In a previous post, I mentioned the importance of taking full responsibility for the emotional energy you bring into the room. Any room. Every room. Every day. But what does that mean, exactly, and how does one take responsibility for one’s emotional energy?

Part of the foundational emotional intelligence skill set is emotional self-awareness, which I define in three parts: knowing what you’re feeling at the moment you feel it, understanding what triggered it, and having a sense of how your emotional state affects everyone around you.

Knowing what you’re feeling in the moment isn’t always easy. We’ve all grown up with mechanisms for coping with intense feelings (which ironically don’t involve expressing them appropriately). The first step in emotional self-awareness requires an acknowledgement that emotions are felt. You can’t “think” an emotion, and emotion doesn’t reside in the brain (although the triggers for the chemical mechanisms that allow us to feel them certainly do).

Where do you feel things? In your body, of course. Where the nerve endings are. The places where your knotted stomach and clenched fists, tight throat and bulging neck veins reside. For those of us who tend to live “from the neck up,” here’s my best advice: get back into your body. You do this by paying attention to the signals from your body and learning the unique set of physical indicators you feel for each emotion you experience.

The first time I ask a client where they feel anger in their body, their immediate answer is usually, “I don’t know.” That’s because most of us are not accustomed to the physical awareness part—we’re too busy being pissed off. If they do identify a body part that indicates an emotion is present, they usually respond with an emotional descriptor: “My heart feels sad.”

No. Your heart does not “feel” sad. It might feel empty or full, heavy or light, pounding or pulsing or exploding—it feels whatever sensations you recognize as the hallmarks of your sadness. Develop a conscious awareness of these physical sensations, and you’re on your way toward greater self-awareness, which will serve you well at work and at home.

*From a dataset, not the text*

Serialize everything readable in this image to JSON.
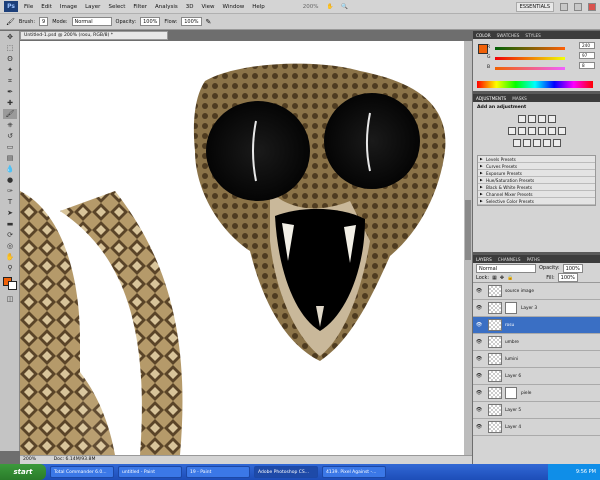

Here’s a method for taking the first steps toward bringing physical awareness to your emotional state:

Step One: Grab a notebook or journal and find a quiet spot.

Step Two: Close your eyes. Settle into your body by feeling where your body is in contact with the chair, and where your feet are in contact with the floor. Rest here a moment, and scan your body from toes to head, noticing any sensations at the areas of contact.

Step Three: Imagine a time in your life when you were feeling unhappy, perhaps because of a conflict, a loss, or your own stuck-ness in life. Imagine it as fully as you can, using all five senses.

Step Four: Notice the sensations that wash through you—what do you feel, taste, smell, hear? Scan your body slowly from toes to head and notice any sensations like heat, tightness, heaviness, or coldness, looseness, lightness, and make a mental note of where you feel these sensations.

Step Four: Open your eyes and jot down what you felt and where you felt it in your body. Use words that describe physical sensations, not emotional descriptions.

Step Five: Repeat the process while imagining a time in your life when you were filled with joy, and felt that anything was possible. Notice what you feel in your body and where you feel it. Write physically descriptive words in your journal.

What did you notice? What do you know about yourself now, that you might have missed in the past? Was it easy or difficult to settle into your body and find physical words to describe your experience?

This exercise will give you a baseline from which you can know the truth about what you are feeling, without the interference of your mind (whose main job seems to be rationalizing any situation to help you cope with it, dismiss it, or hang on to it). Once you know what you’re truly feeling, not what you think you should feel, you will be able to trust yourself more fully, and use that emotional data to make decisions that align more fully with your true desires, your values, and your physical, mental and spiritual well-being.

In Part Two of Emotional Energy: Sowing What You Really Want to Reap, we’ll discuss how your emotional energy affects others, and how awareness of the effects of your emotional energy on others can help you improve relationships at work and at home.

Share This